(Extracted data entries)
┄┄┄┄┄┄┄┄┄┄┄┄┄┄┄┄┄┄┄┄

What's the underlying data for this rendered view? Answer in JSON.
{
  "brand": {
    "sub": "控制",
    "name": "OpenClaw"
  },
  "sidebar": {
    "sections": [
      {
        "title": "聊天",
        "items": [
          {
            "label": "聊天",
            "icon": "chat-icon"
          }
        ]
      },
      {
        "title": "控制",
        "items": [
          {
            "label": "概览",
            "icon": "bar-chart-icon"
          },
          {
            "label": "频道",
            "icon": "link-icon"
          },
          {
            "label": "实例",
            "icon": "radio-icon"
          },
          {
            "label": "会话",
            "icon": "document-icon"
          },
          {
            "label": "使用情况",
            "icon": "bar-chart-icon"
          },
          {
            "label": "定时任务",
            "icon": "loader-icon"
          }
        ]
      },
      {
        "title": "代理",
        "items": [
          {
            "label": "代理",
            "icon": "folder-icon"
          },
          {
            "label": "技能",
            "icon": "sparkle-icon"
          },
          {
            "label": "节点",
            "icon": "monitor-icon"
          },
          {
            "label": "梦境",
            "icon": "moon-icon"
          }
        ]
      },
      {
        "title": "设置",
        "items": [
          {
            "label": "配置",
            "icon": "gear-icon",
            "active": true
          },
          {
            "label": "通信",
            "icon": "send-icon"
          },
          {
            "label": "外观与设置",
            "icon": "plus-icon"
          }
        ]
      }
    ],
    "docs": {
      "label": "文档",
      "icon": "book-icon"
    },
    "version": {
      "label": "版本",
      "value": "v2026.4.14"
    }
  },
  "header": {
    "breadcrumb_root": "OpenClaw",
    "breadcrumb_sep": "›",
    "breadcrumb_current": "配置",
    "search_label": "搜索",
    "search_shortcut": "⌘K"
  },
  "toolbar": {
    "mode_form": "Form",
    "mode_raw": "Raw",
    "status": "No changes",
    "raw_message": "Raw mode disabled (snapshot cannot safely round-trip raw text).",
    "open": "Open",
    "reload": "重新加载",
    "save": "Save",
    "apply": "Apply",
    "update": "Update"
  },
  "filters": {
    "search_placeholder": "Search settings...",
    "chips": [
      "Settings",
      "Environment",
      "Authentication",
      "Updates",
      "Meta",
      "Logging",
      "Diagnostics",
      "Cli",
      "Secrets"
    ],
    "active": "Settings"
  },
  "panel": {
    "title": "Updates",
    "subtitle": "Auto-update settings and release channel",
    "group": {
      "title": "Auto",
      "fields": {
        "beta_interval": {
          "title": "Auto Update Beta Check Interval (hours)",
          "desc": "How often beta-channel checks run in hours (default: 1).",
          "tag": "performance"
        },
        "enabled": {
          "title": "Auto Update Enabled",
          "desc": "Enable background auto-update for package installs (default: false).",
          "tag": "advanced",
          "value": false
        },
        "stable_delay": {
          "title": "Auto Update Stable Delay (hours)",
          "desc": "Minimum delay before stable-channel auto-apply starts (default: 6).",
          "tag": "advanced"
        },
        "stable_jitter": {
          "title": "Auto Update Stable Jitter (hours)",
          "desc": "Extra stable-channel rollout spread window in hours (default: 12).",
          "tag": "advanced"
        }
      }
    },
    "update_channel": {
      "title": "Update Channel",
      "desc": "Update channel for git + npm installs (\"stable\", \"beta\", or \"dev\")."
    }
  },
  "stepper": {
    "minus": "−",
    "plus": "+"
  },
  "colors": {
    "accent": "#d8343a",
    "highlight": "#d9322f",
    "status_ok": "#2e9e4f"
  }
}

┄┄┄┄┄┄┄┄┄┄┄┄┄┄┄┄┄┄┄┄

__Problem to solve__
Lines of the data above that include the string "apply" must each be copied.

__Task solution__
    "apply": "Apply",
          "desc": "Minimum delay before stable-channel auto-apply starts (default: 6).",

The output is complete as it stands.